NRC’s primary recommendation endorses NOAA’s proposal for a universal angler registration program. Many of the current challenges with recreational fishing data will be overcome by having a comprehensive database of all saltwater anglers. The database will allow us to regularly check in with anglers to accurately determine catch and fishing effort.
I agree with NRC that an angler registration would help fix some of the identified problems, and it is helpful to have their endorsement of the Administration’s proposal for an angler registration program, which is included in the bill to reauthorize the Magnuson-Stevens Act. It is now clear that we must have all the states onboard and the support of anglers to get this angler registration adopted and implemented. You all have my commitment to seeing this through, and I trust that I can count on everyone to roll up your sleeves and join me.
NRC found some fundamental problems with our current recreational science program, the Marine Recreational Fisheries Statistical Survey. We have long recognized that the program is neither comprehensive nor flawless. As scientists, our goal is to make sure that our data is accurate and that our methods produce statistically valid results. We have to make adjustments for bias and a number of other issues that could skew the results. Our goal is to be as precise as possible, and I do feel that MRFSS has provided us with the best scientific data available. By implementing NRC’s recommendations, we can make the data even better. My staff in the Office of Science and Technology is thoroughly reviewing all of NRC’s recommendations so that we can take immediate action to reduce biases in the MRFSS survey.

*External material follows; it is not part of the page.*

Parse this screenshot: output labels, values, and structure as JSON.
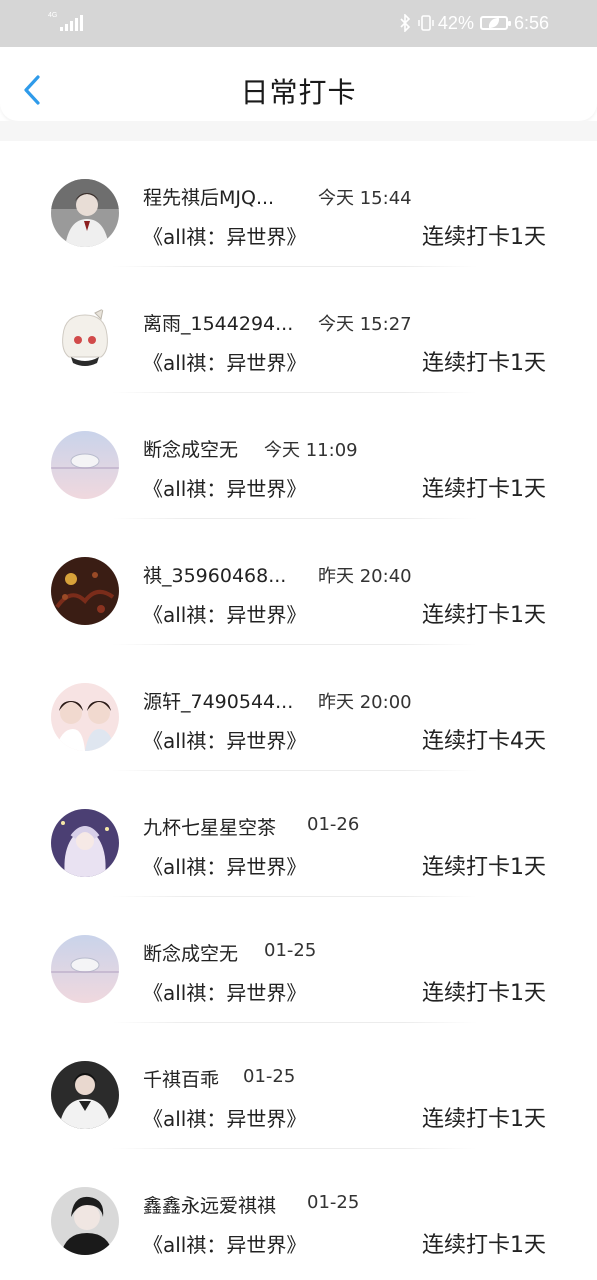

Now we have the challenge before us to adopt and implement a more comprehensive approach through an angler registration. I’m proud of my staff for moving us forward, towards these improvements, even while NRC conducted its review and developed its recommendations. The NRC provided a menu of possible improvements, and now we are working with others in the scientific community and sportfishing industry to find solutions that are both affordable for tax-payers and useful for scientists and fishery managers. We’re already considering pilot projects to implement some of the NRC recommendations in the Gulf of Mexico.

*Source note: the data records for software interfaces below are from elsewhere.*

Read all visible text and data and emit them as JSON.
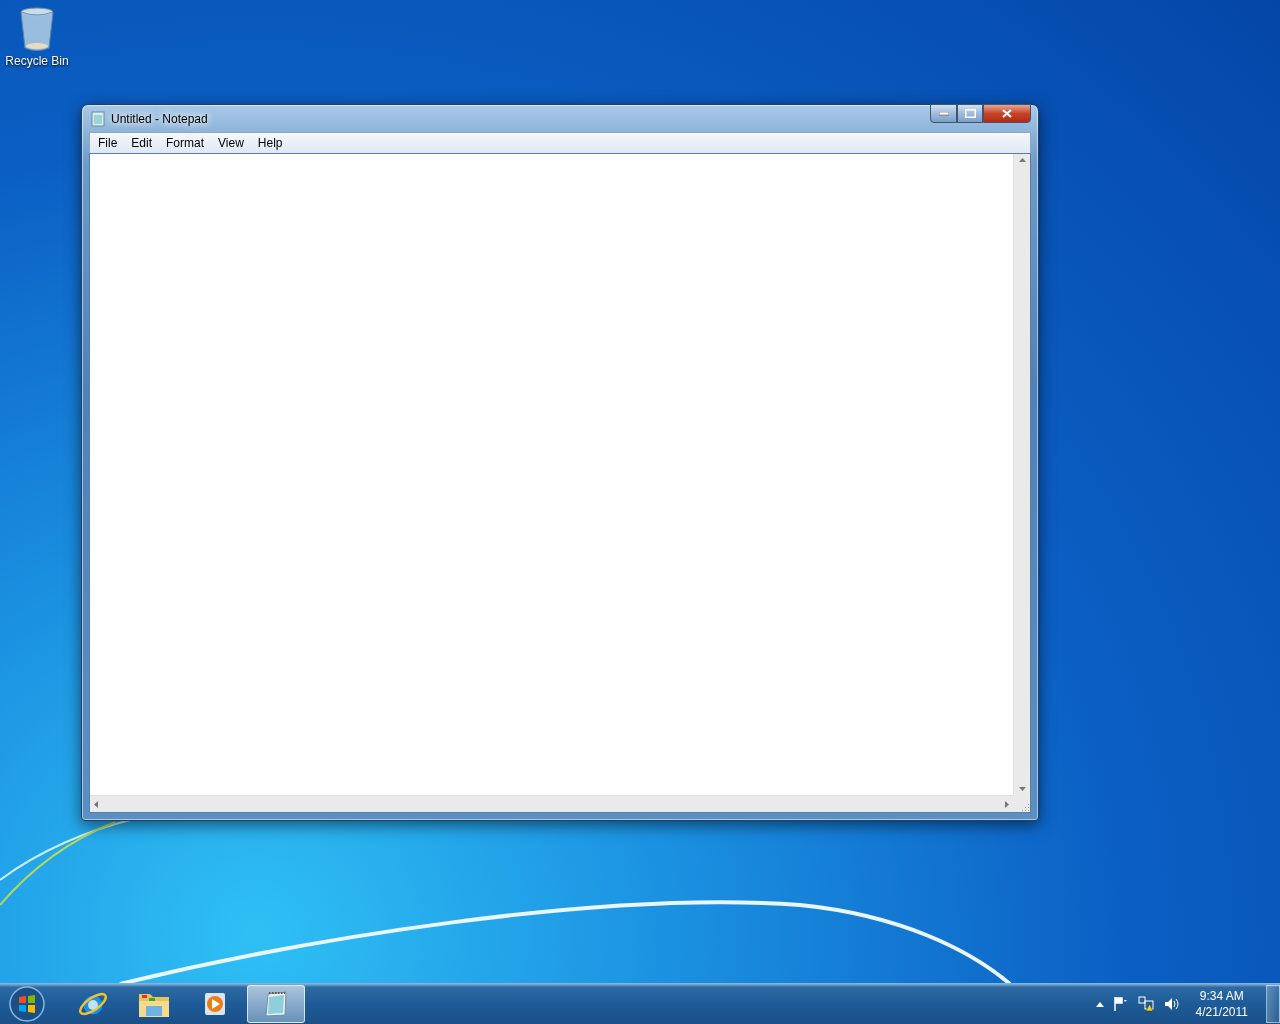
{
  "desktop": {
    "icons": [
      {
        "label": "Recycle Bin"
      }
    ]
  },
  "window": {
    "title": "Untitled - Notepad",
    "menu": [
      "File",
      "Edit",
      "Format",
      "View",
      "Help"
    ]
  },
  "taskbar": {
    "items": [
      {
        "kind": "start",
        "selected": false
      },
      {
        "kind": "browser",
        "selected": false
      },
      {
        "kind": "folder",
        "selected": false
      },
      {
        "kind": "media",
        "selected": false
      },
      {
        "kind": "notepad",
        "selected": true
      }
    ],
    "clock": {
      "time": "9:34 AM",
      "date": "4/21/2011"
    }
  }
}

While we are implementing these changes, please participate in the surveys if you are called upon. We can only move forward by working together. I look forward to receiving NRC’s full report, with more detailed recommendations, later this month. In the meantime, the Administration’s Offshore Aquaculture Bill is moving forward in Congress. The Senate Committee on Commerce, Science and Transportation will host a hearing on the bill on April 6, so be sure to check out the live Web cast. Along with fish farmers and other scientists, I will serve on the panel to discuss the proposal, current aquaculture research, and environmental and socio-economic impacts of aquaculture.

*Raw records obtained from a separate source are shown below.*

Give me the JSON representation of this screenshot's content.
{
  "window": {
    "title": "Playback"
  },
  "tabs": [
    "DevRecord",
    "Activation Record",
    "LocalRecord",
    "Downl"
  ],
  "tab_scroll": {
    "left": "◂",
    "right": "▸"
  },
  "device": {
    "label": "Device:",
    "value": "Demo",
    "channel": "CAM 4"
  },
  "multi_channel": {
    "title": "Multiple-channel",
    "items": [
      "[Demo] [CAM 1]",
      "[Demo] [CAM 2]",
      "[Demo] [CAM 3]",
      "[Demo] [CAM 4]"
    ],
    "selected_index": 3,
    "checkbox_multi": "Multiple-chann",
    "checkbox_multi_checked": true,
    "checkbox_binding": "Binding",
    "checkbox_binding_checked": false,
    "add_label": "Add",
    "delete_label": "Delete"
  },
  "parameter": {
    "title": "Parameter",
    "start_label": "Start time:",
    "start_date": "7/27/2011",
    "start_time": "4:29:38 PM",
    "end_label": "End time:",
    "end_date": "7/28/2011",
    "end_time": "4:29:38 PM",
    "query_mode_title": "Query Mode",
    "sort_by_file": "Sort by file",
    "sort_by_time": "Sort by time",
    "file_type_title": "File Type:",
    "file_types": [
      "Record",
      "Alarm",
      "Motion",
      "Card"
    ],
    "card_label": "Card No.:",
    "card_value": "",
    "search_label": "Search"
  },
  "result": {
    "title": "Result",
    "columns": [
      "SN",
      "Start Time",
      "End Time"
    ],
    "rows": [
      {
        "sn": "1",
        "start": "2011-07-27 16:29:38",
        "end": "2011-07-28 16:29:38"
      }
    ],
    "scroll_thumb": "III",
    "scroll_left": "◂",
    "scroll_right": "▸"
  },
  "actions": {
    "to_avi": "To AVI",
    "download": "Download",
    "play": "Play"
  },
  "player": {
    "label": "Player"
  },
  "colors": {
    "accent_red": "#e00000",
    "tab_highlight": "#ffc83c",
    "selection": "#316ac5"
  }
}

In Washington, D.C., spring has definitely sprung. The cherry blossoms are blooming and fishermen are taking to the waters of the Chesapeake Bay now that the weather is warmer. With Earth Day coming up on April 22, I hope everyone takes time to connect with the outdoors this month.
Director, National Marine Fisheries Service